Ravens vs. Patriots: AFC Championship Win Doesn't Yet Make Joe Flacco Elite

Brian LeighFeatured ColumnistJanuary 21, 2013

FOXBORO, MA - JANUARY 20:  Joe Flacco #5 of the Baltimore Ravens celebrates after throwing a touchdown pass to Dennis Pitta #88 in the third quarter against the New England Patriots during the 2013 AFC Championship game at Gillette Stadium on January 20, 2013 in Foxboro, Massachusetts.  (Photo by Jared Wickerham/Getty Images)
Jared Wickerham/Getty Images

For the second straight season, Joe Flacco led the Baltimore Ravens into a belligerent, bone-chilling Foxborough stadium for the AFC Championship Game. And for the second straight season, he out-dueled golden boy quarterback Tom Brady—a man with legitimate claims to the title "Greatest of All Time." This year, unlike last, his team came out victorious and in two weeks time will play for the right to be crowned champions of the football world.

But I'm still not ready to call Joe Flacco elite.

This article comes with a disclaimer. Please, loyal Baltimore faithful, read past the headline and lede before posting any comments. I'm a reasonable, nonpartisan observer—not a Steelers fan in disguise. I like your team, your coach, your quarterback and actually believe you've got a good shot at winning it all two Sundays from now. Heck, I'll even be rooting for you.

But I'm still not ready to call Joe Flacco elite.

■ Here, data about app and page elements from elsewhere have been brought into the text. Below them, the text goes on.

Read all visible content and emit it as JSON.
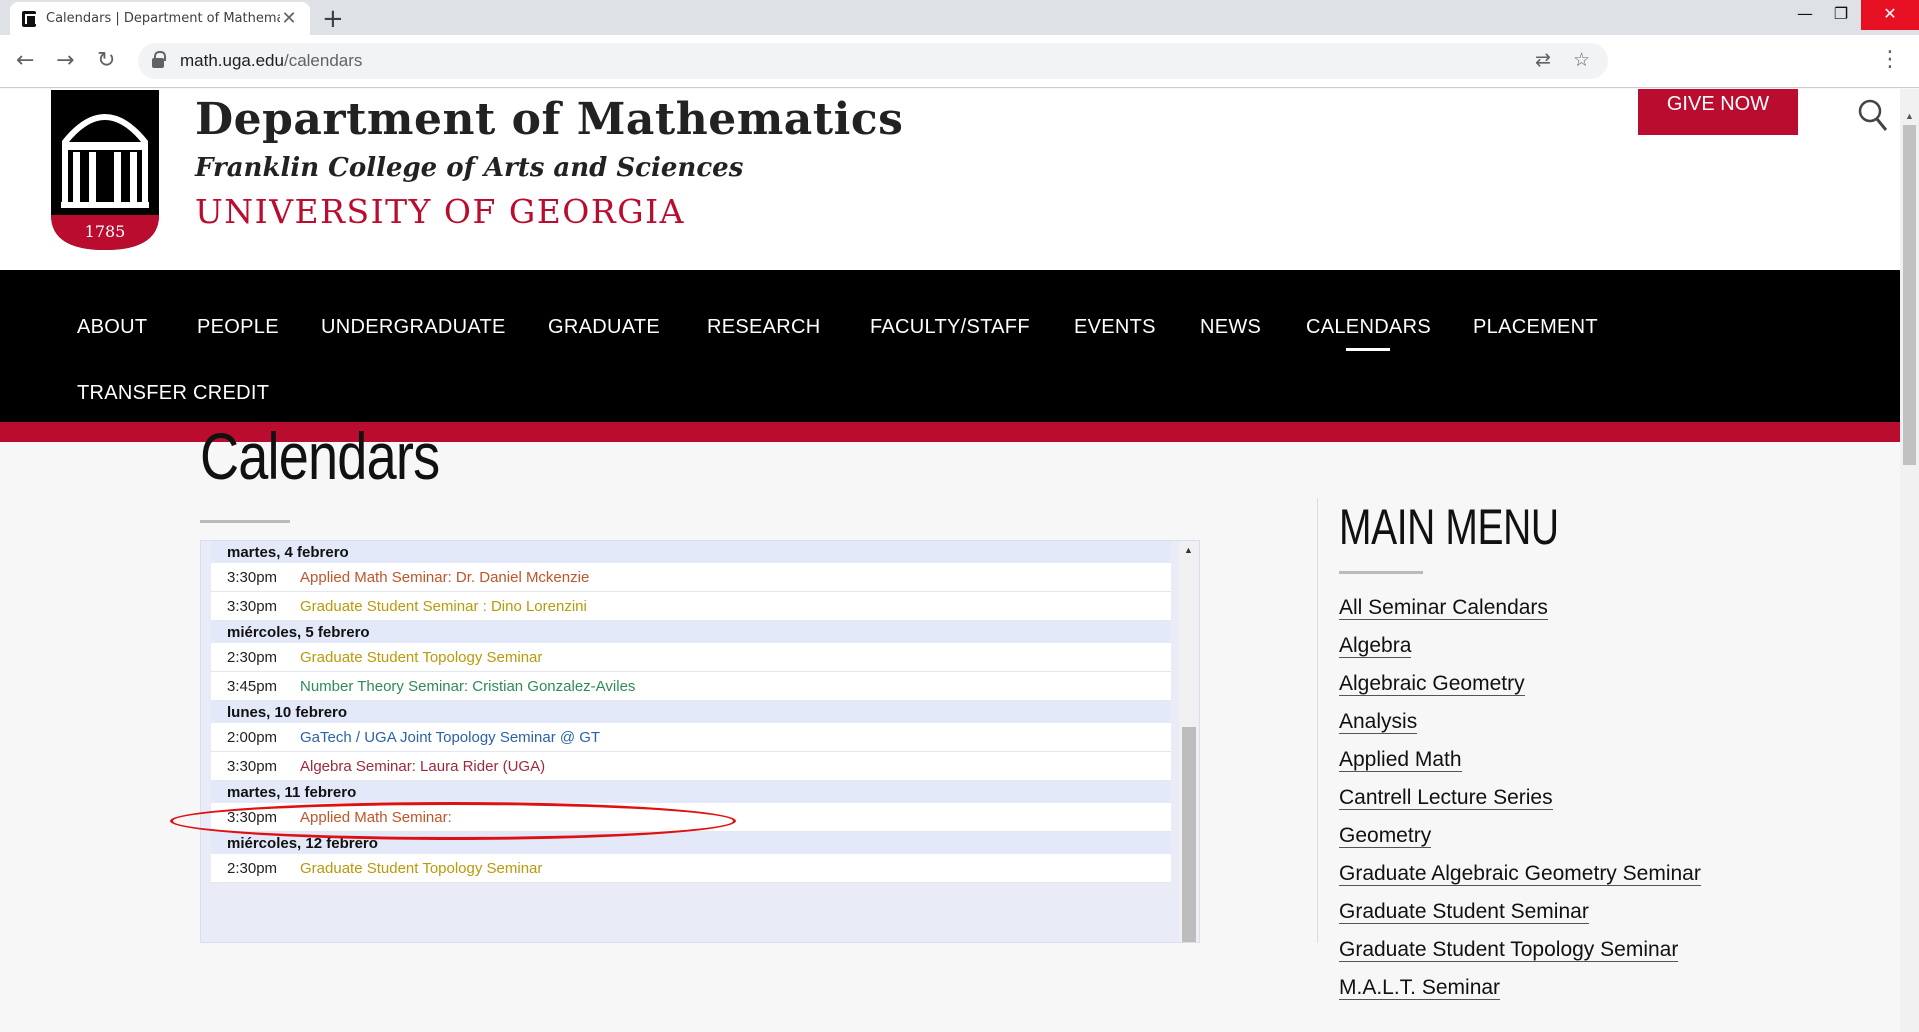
{
  "browser": {
    "tab_title": "Calendars | Department of Mathematics",
    "tab_close": "✕",
    "new_tab": "+",
    "url_host": "math.uga.edu",
    "url_path": "/calendars",
    "back": "←",
    "forward": "→",
    "reload": "↻",
    "translate_icon": "⇄",
    "star_icon": "☆",
    "menu": "⋮",
    "minimize": "—",
    "maximize": "❐",
    "close": "✕"
  },
  "header": {
    "seal_year": "1785",
    "dept_title": "Department of Mathematics",
    "college": "Franklin College of Arts and Sciences",
    "university": "UNIVERSITY OF GEORGIA",
    "give_now": "GIVE NOW"
  },
  "nav": {
    "items": [
      "ABOUT",
      "PEOPLE",
      "UNDERGRADUATE",
      "GRADUATE",
      "RESEARCH",
      "FACULTY/STAFF",
      "EVENTS",
      "NEWS",
      "CALENDARS",
      "PLACEMENT",
      "TRANSFER CREDIT"
    ],
    "active": "CALENDARS"
  },
  "main": {
    "title": "Calendars"
  },
  "calendar": {
    "days": [
      {
        "date": "martes, 4 febrero",
        "events": [
          {
            "time": "3:30pm",
            "title": "Applied Math Seminar: Dr. Daniel Mckenzie",
            "color": "#c0552a"
          },
          {
            "time": "3:30pm",
            "title": "Graduate Student Seminar : Dino Lorenzini",
            "color": "#b89a0a"
          }
        ]
      },
      {
        "date": "miércoles, 5 febrero",
        "events": [
          {
            "time": "2:30pm",
            "title": "Graduate Student Topology Seminar",
            "color": "#b89a0a"
          },
          {
            "time": "3:45pm",
            "title": "Number Theory Seminar: Cristian Gonzalez-Aviles",
            "color": "#2e8b57"
          }
        ]
      },
      {
        "date": "lunes, 10 febrero",
        "events": [
          {
            "time": "2:00pm",
            "title": "GaTech / UGA Joint Topology Seminar @ GT",
            "color": "#2b62a8"
          },
          {
            "time": "3:30pm",
            "title": "Algebra Seminar: Laura Rider (UGA)",
            "color": "#9b2a3a"
          }
        ]
      },
      {
        "date": "martes, 11 febrero",
        "events": [
          {
            "time": "3:30pm",
            "title": "Applied Math Seminar:",
            "color": "#c0552a"
          }
        ]
      },
      {
        "date": "miércoles, 12 febrero",
        "events": [
          {
            "time": "2:30pm",
            "title": "Graduate Student Topology Seminar",
            "color": "#b89a0a"
          }
        ]
      }
    ]
  },
  "sidebar": {
    "title": "MAIN MENU",
    "items": [
      "All Seminar Calendars",
      "Algebra",
      "Algebraic Geometry",
      "Analysis",
      "Applied Math",
      "Cantrell Lecture Series",
      "Geometry",
      "Graduate Algebraic Geometry Seminar",
      "Graduate Student Seminar",
      "Graduate Student Topology Seminar",
      "M.A.L.T. Seminar"
    ]
  }
}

Why? Let's start with the numbers. Football Outsiders uses advanced metrics to measure each and every quarterback's performance. Their system is far from an exact science, but it's just about as close as we can come.

Joe Flacco finished the season ranked 25th. The list of quarterbacks who placed higher includes four rookies (Griffin, Luck, Wilson and Tannehill), two Tennessee Titans (Jake Locker and Matt Hasselbeck) and one guy who got benched midseason (Alex Smith). It also includes the likes of Sam Bradford, Andy Dalton and Christian Ponder.

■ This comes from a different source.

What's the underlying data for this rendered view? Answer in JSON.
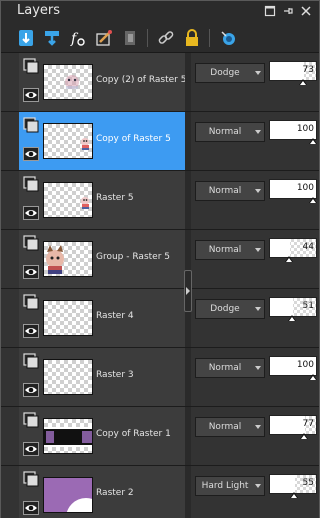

I understand how well Flacco played against Denver and New England, but two weeks does not a salvaged season make. It certainly helps, but it's not decisive. Know who else tossed three touchdowns to eliminate the Pats in Foxborough? A guy named Mark Sanchez. See what I'm getting at?

Then there's the foolish argument that simply making the Super Bowl is grounds for being considered elite. Really? So Rex Grossman was elite when he led the Bears to slaughter in 2006? Chris Chandler was among the NFL's best when his Falcons won the NFC in 1998? Do you even know who Stan Humphries is?

Getting to the Super Bowl, especially on the heels of a mediocre season, doesn't prove a quarterback to be elite. It proves that he's playing well.

Winning a Super Bowl? Now that's a different story. In the last 20 years, only two quarterbacks we don't consider "great" (Trent Dilfer and Brad Johnson) have won the big game. And they were both flanked by defenses—the 2000 Ravens and 2002 Buccaneers—that rank among the best of all time.

This year's Baltimore defense is not the same monster it was 13 years ago. If Joe Flacco wins a Super Bowl with these guys at his back, come find me and we'll have this argument again. I'll probably be on your side.

But for now, please don't waste my time arguing Flacco's bona fides. He still has one more test to pass.